:: DATA RECORDS ::
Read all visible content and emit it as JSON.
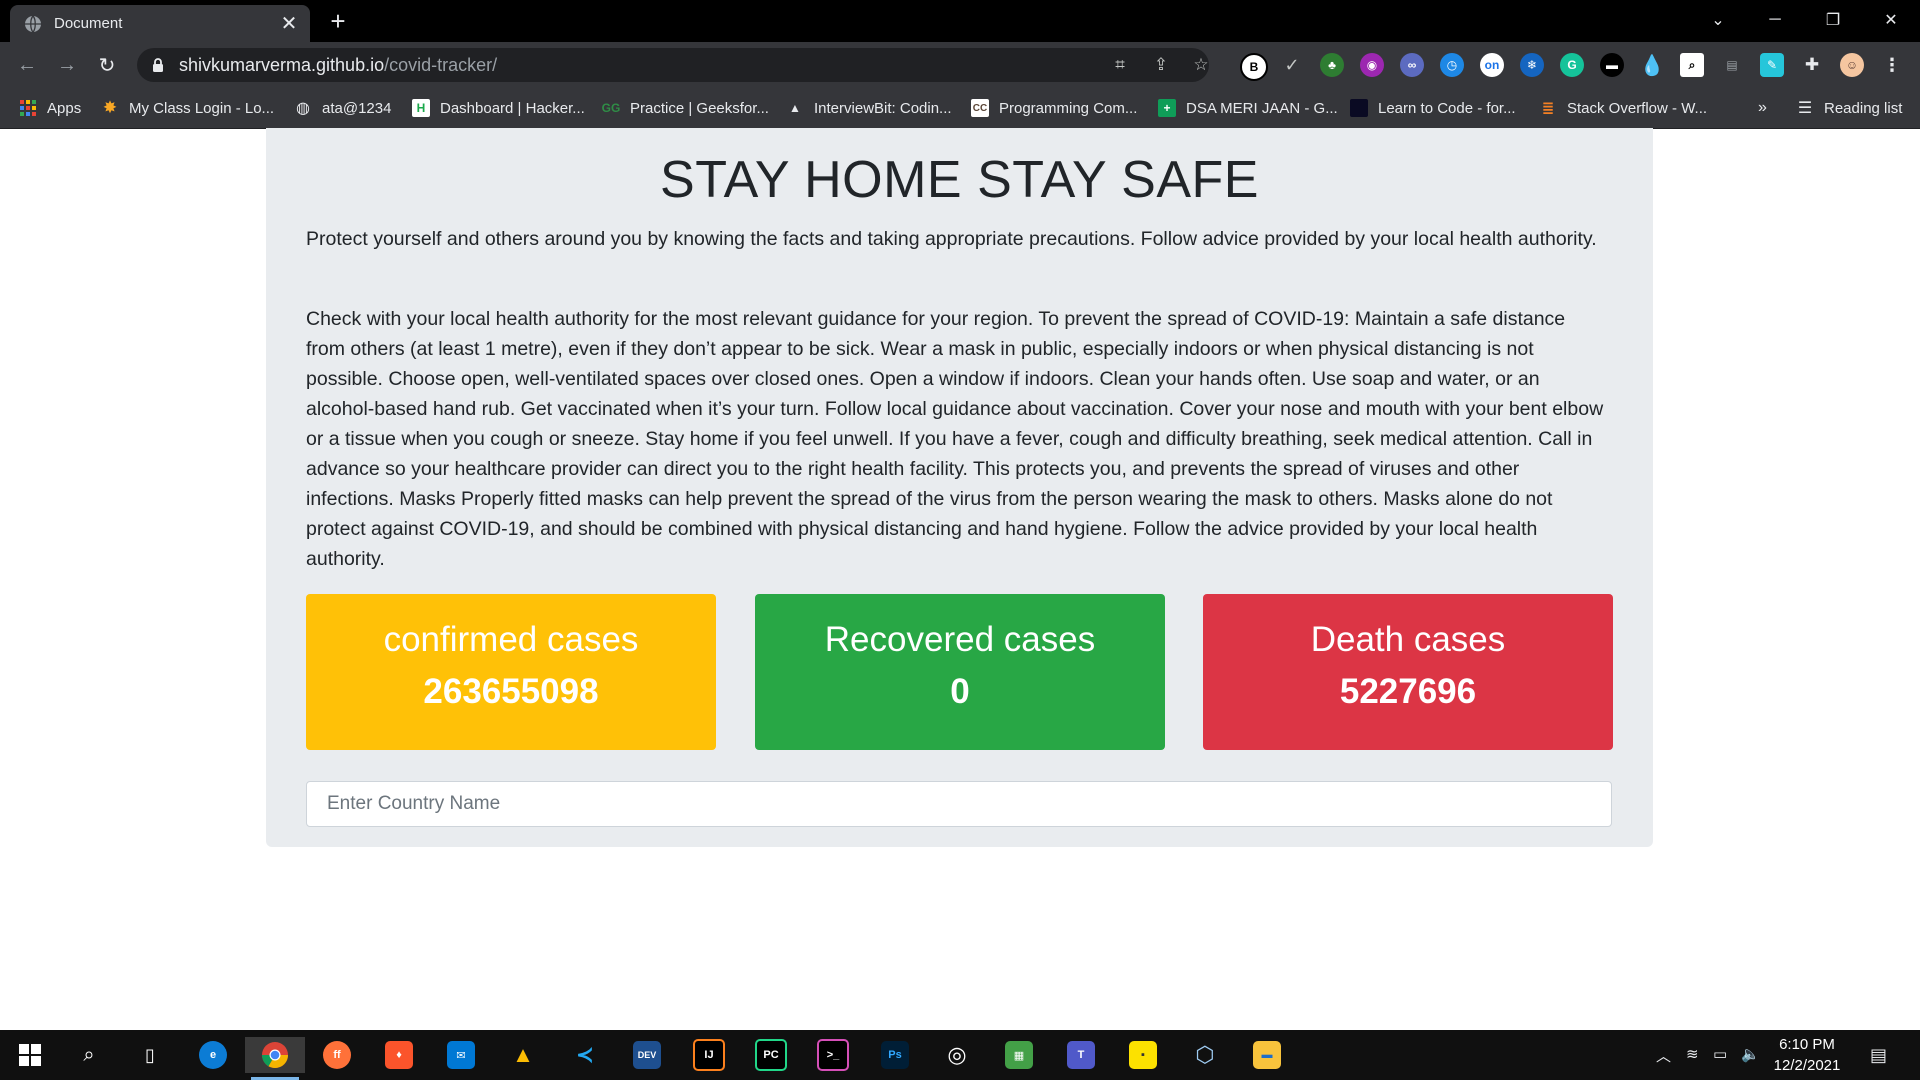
{
  "browser": {
    "tab_title": "Document",
    "url_host": "shivkumarverma.github.io",
    "url_path": "/covid-tracker/"
  },
  "bookmarks": [
    {
      "label": "Apps",
      "icon": "apps-grid-icon"
    },
    {
      "label": "My Class Login - Lo...",
      "icon": "myclass-icon"
    },
    {
      "label": "ata@1234",
      "icon": "globe-icon"
    },
    {
      "label": "Dashboard | Hacker...",
      "icon": "hackerrank-icon"
    },
    {
      "label": "Practice | Geeksfor...",
      "icon": "geeksforgeeks-icon"
    },
    {
      "label": "InterviewBit: Codin...",
      "icon": "interviewbit-icon"
    },
    {
      "label": "Programming Com...",
      "icon": "codechef-icon"
    },
    {
      "label": "DSA MERI JAAN - G...",
      "icon": "google-sheets-icon"
    },
    {
      "label": "Learn to Code - for...",
      "icon": "freecodecamp-icon"
    },
    {
      "label": "Stack Overflow - W...",
      "icon": "stackoverflow-icon"
    }
  ],
  "bookmarks_overflow": "»",
  "reading_list": "Reading list",
  "page": {
    "title": "STAY HOME STAY SAFE",
    "paragraph1": "Protect yourself and others around you by knowing the facts and taking appropriate precautions. Follow advice provided by your local health authority.",
    "paragraph2": "Check with your local health authority for the most relevant guidance for your region. To prevent the spread of COVID-19: Maintain a safe distance from others (at least 1 metre), even if they don’t appear to be sick. Wear a mask in public, especially indoors or when physical distancing is not possible. Choose open, well-ventilated spaces over closed ones. Open a window if indoors. Clean your hands often. Use soap and water, or an alcohol-based hand rub. Get vaccinated when it’s your turn. Follow local guidance about vaccination. Cover your nose and mouth with your bent elbow or a tissue when you cough or sneeze. Stay home if you feel unwell. If you have a fever, cough and difficulty breathing, seek medical attention. Call in advance so your healthcare provider can direct you to the right health facility. This protects you, and prevents the spread of viruses and other infections. Masks Properly fitted masks can help prevent the spread of the virus from the person wearing the mask to others. Masks alone do not protect against COVID-19, and should be combined with physical distancing and hand hygiene. Follow the advice provided by your local health authority.",
    "cards": {
      "confirmed": {
        "label": "confirmed cases",
        "value": "263655098",
        "color": "#ffc107"
      },
      "recovered": {
        "label": "Recovered cases",
        "value": "0",
        "color": "#28a745"
      },
      "deaths": {
        "label": "Death cases",
        "value": "5227696",
        "color": "#dc3545"
      }
    },
    "search": {
      "placeholder": "Enter Country Name",
      "value": ""
    }
  },
  "taskbar": {
    "time": "6:10 PM",
    "date": "12/2/2021"
  }
}
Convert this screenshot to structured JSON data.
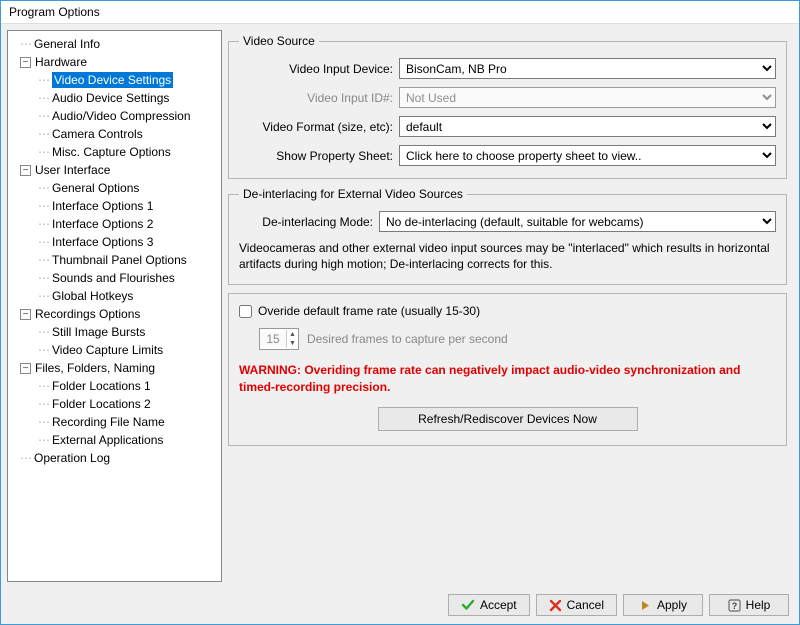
{
  "window": {
    "title": "Program Options"
  },
  "tree": {
    "items": [
      {
        "label": "General Info",
        "level": 0,
        "expand": null
      },
      {
        "label": "Hardware",
        "level": 0,
        "expand": "-"
      },
      {
        "label": "Video Device Settings",
        "level": 1,
        "selected": true
      },
      {
        "label": "Audio Device Settings",
        "level": 1
      },
      {
        "label": "Audio/Video Compression",
        "level": 1
      },
      {
        "label": "Camera Controls",
        "level": 1
      },
      {
        "label": "Misc. Capture Options",
        "level": 1
      },
      {
        "label": "User Interface",
        "level": 0,
        "expand": "-"
      },
      {
        "label": "General Options",
        "level": 1
      },
      {
        "label": "Interface Options 1",
        "level": 1
      },
      {
        "label": "Interface Options 2",
        "level": 1
      },
      {
        "label": "Interface Options 3",
        "level": 1
      },
      {
        "label": "Thumbnail Panel Options",
        "level": 1
      },
      {
        "label": "Sounds and Flourishes",
        "level": 1
      },
      {
        "label": "Global Hotkeys",
        "level": 1
      },
      {
        "label": "Recordings Options",
        "level": 0,
        "expand": "-"
      },
      {
        "label": "Still Image Bursts",
        "level": 1
      },
      {
        "label": "Video Capture Limits",
        "level": 1
      },
      {
        "label": "Files, Folders, Naming",
        "level": 0,
        "expand": "-"
      },
      {
        "label": "Folder Locations 1",
        "level": 1
      },
      {
        "label": "Folder Locations 2",
        "level": 1
      },
      {
        "label": "Recording File Name",
        "level": 1
      },
      {
        "label": "External Applications",
        "level": 1
      },
      {
        "label": "Operation Log",
        "level": 0,
        "expand": null
      }
    ]
  },
  "videoSource": {
    "legend": "Video Source",
    "inputDevice": {
      "label": "Video Input Device:",
      "value": "BisonCam, NB Pro"
    },
    "inputId": {
      "label": "Video Input ID#:",
      "value": "Not Used",
      "disabled": true
    },
    "format": {
      "label": "Video Format (size, etc):",
      "value": "default"
    },
    "propSheet": {
      "label": "Show Property Sheet:",
      "value": "Click here to choose property sheet to view.."
    }
  },
  "deinterlace": {
    "legend": "De-interlacing for External Video Sources",
    "mode": {
      "label": "De-interlacing Mode:",
      "value": "No de-interlacing (default, suitable for webcams)"
    },
    "help": "Videocameras and other external video input sources may be \"interlaced\" which results in horizontal artifacts during high motion; De-interlacing corrects for this."
  },
  "frameRate": {
    "overrideLabel": "Overide default frame rate (usually 15-30)",
    "value": "15",
    "desired": "Desired frames to capture per second",
    "warning": "WARNING: Overiding frame rate can negatively impact audio-video synchronization and timed-recording precision."
  },
  "refreshButton": "Refresh/Rediscover Devices Now",
  "buttons": {
    "accept": "Accept",
    "cancel": "Cancel",
    "apply": "Apply",
    "help": "Help"
  }
}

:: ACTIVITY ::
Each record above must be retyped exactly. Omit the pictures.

:: EXERCISE RESPONSE ::
Read all visible content and emit it as JSON.
{
  "browser": {
    "tab_title": "Document",
    "url_host": "shivkumarverma.github.io",
    "url_path": "/covid-tracker/"
  },
  "bookmarks": [
    {
      "label": "Apps",
      "icon": "apps-grid-icon"
    },
    {
      "label": "My Class Login - Lo...",
      "icon": "myclass-icon"
    },
    {
      "label": "ata@1234",
      "icon": "globe-icon"
    },
    {
      "label": "Dashboard | Hacker...",
      "icon": "hackerrank-icon"
    },
    {
      "label": "Practice | Geeksfor...",
      "icon": "geeksforgeeks-icon"
    },
    {
      "label": "InterviewBit: Codin...",
      "icon": "interviewbit-icon"
    },
    {
      "label": "Programming Com...",
      "icon": "codechef-icon"
    },
    {
      "label": "DSA MERI JAAN - G...",
      "icon": "google-sheets-icon"
    },
    {
      "label": "Learn to Code - for...",
      "icon": "freecodecamp-icon"
    },
    {
      "label": "Stack Overflow - W...",
      "icon": "stackoverflow-icon"
    }
  ],
  "bookmarks_overflow": "»",
  "reading_list": "Reading list",
  "page": {
    "title": "STAY HOME STAY SAFE",
    "paragraph1": "Protect yourself and others around you by knowing the facts and taking appropriate precautions. Follow advice provided by your local health authority.",
    "paragraph2": "Check with your local health authority for the most relevant guidance for your region. To prevent the spread of COVID-19: Maintain a safe distance from others (at least 1 metre), even if they don’t appear to be sick. Wear a mask in public, especially indoors or when physical distancing is not possible. Choose open, well-ventilated spaces over closed ones. Open a window if indoors. Clean your hands often. Use soap and water, or an alcohol-based hand rub. Get vaccinated when it’s your turn. Follow local guidance about vaccination. Cover your nose and mouth with your bent elbow or a tissue when you cough or sneeze. Stay home if you feel unwell. If you have a fever, cough and difficulty breathing, seek medical attention. Call in advance so your healthcare provider can direct you to the right health facility. This protects you, and prevents the spread of viruses and other infections. Masks Properly fitted masks can help prevent the spread of the virus from the person wearing the mask to others. Masks alone do not protect against COVID-19, and should be combined with physical distancing and hand hygiene. Follow the advice provided by your local health authority.",
    "cards": {
      "confirmed": {
        "label": "confirmed cases",
        "value": "263655098",
        "color": "#ffc107"
      },
      "recovered": {
        "label": "Recovered cases",
        "value": "0",
        "color": "#28a745"
      },
      "deaths": {
        "label": "Death cases",
        "value": "5227696",
        "color": "#dc3545"
      }
    },
    "search": {
      "placeholder": "Enter Country Name",
      "value": ""
    }
  },
  "taskbar": {
    "time": "6:10 PM",
    "date": "12/2/2021"
  }
}
Convert this screenshot to structured JSON data.
{
  "window": {
    "title": "Program Options"
  },
  "tree": {
    "items": [
      {
        "label": "General Info",
        "level": 0,
        "expand": null
      },
      {
        "label": "Hardware",
        "level": 0,
        "expand": "-"
      },
      {
        "label": "Video Device Settings",
        "level": 1,
        "selected": true
      },
      {
        "label": "Audio Device Settings",
        "level": 1
      },
      {
        "label": "Audio/Video Compression",
        "level": 1
      },
      {
        "label": "Camera Controls",
        "level": 1
      },
      {
        "label": "Misc. Capture Options",
        "level": 1
      },
      {
        "label": "User Interface",
        "level": 0,
        "expand": "-"
      },
      {
        "label": "General Options",
        "level": 1
      },
      {
        "label": "Interface Options 1",
        "level": 1
      },
      {
        "label": "Interface Options 2",
        "level": 1
      },
      {
        "label": "Interface Options 3",
        "level": 1
      },
      {
        "label": "Thumbnail Panel Options",
        "level": 1
      },
      {
        "label": "Sounds and Flourishes",
        "level": 1
      },
      {
        "label": "Global Hotkeys",
        "level": 1
      },
      {
        "label": "Recordings Options",
        "level": 0,
        "expand": "-"
      },
      {
        "label": "Still Image Bursts",
        "level": 1
      },
      {
        "label": "Video Capture Limits",
        "level": 1
      },
      {
        "label": "Files, Folders, Naming",
        "level": 0,
        "expand": "-"
      },
      {
        "label": "Folder Locations 1",
        "level": 1
      },
      {
        "label": "Folder Locations 2",
        "level": 1
      },
      {
        "label": "Recording File Name",
        "level": 1
      },
      {
        "label": "External Applications",
        "level": 1
      },
      {
        "label": "Operation Log",
        "level": 0,
        "expand": null
      }
    ]
  },
  "videoSource": {
    "legend": "Video Source",
    "inputDevice": {
      "label": "Video Input Device:",
      "value": "BisonCam, NB Pro"
    },
    "inputId": {
      "label": "Video Input ID#:",
      "value": "Not Used",
      "disabled": true
    },
    "format": {
      "label": "Video Format (size, etc):",
      "value": "default"
    },
    "propSheet": {
      "label": "Show Property Sheet:",
      "value": "Click here to choose property sheet to view.."
    }
  },
  "deinterlace": {
    "legend": "De-interlacing for External Video Sources",
    "mode": {
      "label": "De-interlacing Mode:",
      "value": "No de-interlacing (default, suitable for webcams)"
    },
    "help": "Videocameras and other external video input sources may be \"interlaced\" which results in horizontal artifacts during high motion; De-interlacing corrects for this."
  },
  "frameRate": {
    "overrideLabel": "Overide default frame rate (usually 15-30)",
    "value": "15",
    "desired": "Desired frames to capture per second",
    "warning": "WARNING: Overiding frame rate can negatively impact audio-video synchronization and timed-recording precision."
  },
  "refreshButton": "Refresh/Rediscover Devices Now",
  "buttons": {
    "accept": "Accept",
    "cancel": "Cancel",
    "apply": "Apply",
    "help": "Help"
  }
}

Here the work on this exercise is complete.